Shell recently announced it would restore its full cash dividend with the fourth-quarter payment. The decision came earlier than we expected but is not entirely surprising as we estimate Shell's break-even at $50/barrel next year. Shell also increased its annual organic free cash flow target by $5 billion for 2019-21 and reiterated its plans to repurchase $25 billion of shares during the next three years.
With the BG acquisition in the books, Shell is taking the necessary steps to compete in a world of $60/barrel oil. Like the rest of the integrated group, Shell is working to reduce its cost base by cutting headcount and improving its supply chain. The integration of BG is key to Shell's efforts, as it holds the potential for significant cost-reduction synergies. Furthermore, the addition of BG's low-cost production reduces Shell’s per-barrel operating cost, which has ranked among the highest in its peer group. By the end of 2016, Shell had already reduced operating cost by 20% from 2014 levels, but further reductions are now possible.
At the same time, Shell plans to dramatically reduce investment levels as new projects are completed by capping yearly capital spending at $30 billion through 2020 versus the nearly $50 billion the company spent in 2014. The sharp decrease should improve capital efficiency, but should not completely sacrifice growth. Cost deflation, improved performance, and design standardization have all meaningfully improved potential returns and reduced total project spend.
As a result of its collective efforts, including divestiture of capital-intensive low-return upstream and downstream assets, Shell should boost margins and improve returns by 2020, leaving it in a better competitive position.
We don't assign Shell an economic moat, because its asset base is not capable of delivering sustainable excess returns at our long-term oil price assumption of $60/barrel. It's true that the addition of BG Group and its lower-cost asset base should improve Shell's competitive position and lead to improved performance. However, considering the price paid and the increase in capital employed, it's unlikely to result in sustained excess returns without higher oil prices or better than expected cost improvement.

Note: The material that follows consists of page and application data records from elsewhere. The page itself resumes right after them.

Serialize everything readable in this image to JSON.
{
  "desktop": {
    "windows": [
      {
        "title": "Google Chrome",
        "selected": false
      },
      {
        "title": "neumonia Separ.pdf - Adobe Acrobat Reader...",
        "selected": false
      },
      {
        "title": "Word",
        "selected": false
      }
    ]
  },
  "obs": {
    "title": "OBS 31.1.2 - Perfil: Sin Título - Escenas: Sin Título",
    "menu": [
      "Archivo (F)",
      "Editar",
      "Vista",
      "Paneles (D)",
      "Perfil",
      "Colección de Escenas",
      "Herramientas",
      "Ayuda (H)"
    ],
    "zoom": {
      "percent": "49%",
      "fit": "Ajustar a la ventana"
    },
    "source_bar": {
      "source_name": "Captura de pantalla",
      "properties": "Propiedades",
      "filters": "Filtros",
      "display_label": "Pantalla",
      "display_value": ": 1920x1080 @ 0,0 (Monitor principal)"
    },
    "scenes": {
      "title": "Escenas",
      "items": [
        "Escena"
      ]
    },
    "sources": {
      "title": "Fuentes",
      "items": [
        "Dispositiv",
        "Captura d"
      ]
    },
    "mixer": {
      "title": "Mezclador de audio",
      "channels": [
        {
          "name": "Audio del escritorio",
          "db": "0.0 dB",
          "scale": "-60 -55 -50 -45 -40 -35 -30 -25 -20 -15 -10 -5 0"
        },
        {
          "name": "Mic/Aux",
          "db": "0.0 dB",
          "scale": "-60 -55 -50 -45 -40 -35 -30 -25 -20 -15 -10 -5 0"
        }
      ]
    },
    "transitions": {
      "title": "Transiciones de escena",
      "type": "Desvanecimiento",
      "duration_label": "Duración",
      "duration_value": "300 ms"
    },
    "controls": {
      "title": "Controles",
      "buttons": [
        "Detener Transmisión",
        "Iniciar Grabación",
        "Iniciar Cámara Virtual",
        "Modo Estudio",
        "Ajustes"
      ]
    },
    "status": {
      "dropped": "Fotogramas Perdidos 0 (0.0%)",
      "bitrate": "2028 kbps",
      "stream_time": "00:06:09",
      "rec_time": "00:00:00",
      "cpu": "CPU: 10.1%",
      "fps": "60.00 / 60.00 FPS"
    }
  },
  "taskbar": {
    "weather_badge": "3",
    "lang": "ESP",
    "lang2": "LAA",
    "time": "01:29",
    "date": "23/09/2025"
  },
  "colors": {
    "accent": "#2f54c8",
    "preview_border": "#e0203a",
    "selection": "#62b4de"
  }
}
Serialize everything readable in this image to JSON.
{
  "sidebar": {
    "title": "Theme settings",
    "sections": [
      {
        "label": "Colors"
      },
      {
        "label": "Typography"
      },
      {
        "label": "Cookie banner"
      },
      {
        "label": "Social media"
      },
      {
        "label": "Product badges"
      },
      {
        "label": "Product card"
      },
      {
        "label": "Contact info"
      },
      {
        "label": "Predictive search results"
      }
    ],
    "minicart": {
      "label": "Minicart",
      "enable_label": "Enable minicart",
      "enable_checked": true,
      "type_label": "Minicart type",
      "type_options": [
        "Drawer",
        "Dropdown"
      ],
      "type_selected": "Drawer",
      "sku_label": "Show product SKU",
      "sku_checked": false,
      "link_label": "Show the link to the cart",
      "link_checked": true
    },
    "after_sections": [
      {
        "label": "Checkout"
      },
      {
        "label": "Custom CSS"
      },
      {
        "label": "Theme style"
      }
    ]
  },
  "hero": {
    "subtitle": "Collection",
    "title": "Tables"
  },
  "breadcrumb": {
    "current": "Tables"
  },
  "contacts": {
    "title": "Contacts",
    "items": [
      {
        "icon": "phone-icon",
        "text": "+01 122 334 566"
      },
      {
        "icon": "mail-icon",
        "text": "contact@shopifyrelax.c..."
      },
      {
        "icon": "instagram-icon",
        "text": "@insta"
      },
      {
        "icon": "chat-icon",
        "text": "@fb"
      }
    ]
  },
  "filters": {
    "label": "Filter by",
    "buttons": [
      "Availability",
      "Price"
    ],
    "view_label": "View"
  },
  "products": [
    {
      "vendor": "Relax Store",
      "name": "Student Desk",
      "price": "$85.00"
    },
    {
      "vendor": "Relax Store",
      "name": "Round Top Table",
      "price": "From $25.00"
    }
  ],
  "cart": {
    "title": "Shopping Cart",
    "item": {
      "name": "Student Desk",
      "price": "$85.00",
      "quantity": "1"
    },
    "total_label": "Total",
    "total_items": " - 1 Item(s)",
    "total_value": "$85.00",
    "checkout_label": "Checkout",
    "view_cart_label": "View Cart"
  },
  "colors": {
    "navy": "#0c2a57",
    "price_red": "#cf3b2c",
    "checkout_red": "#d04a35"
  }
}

That said, we think the market is underestimating Shell's potential today, even after the dividend announcement. With the B shares trading at about a 7% discount to our fair value estimate, we think it's a compelling opportunity.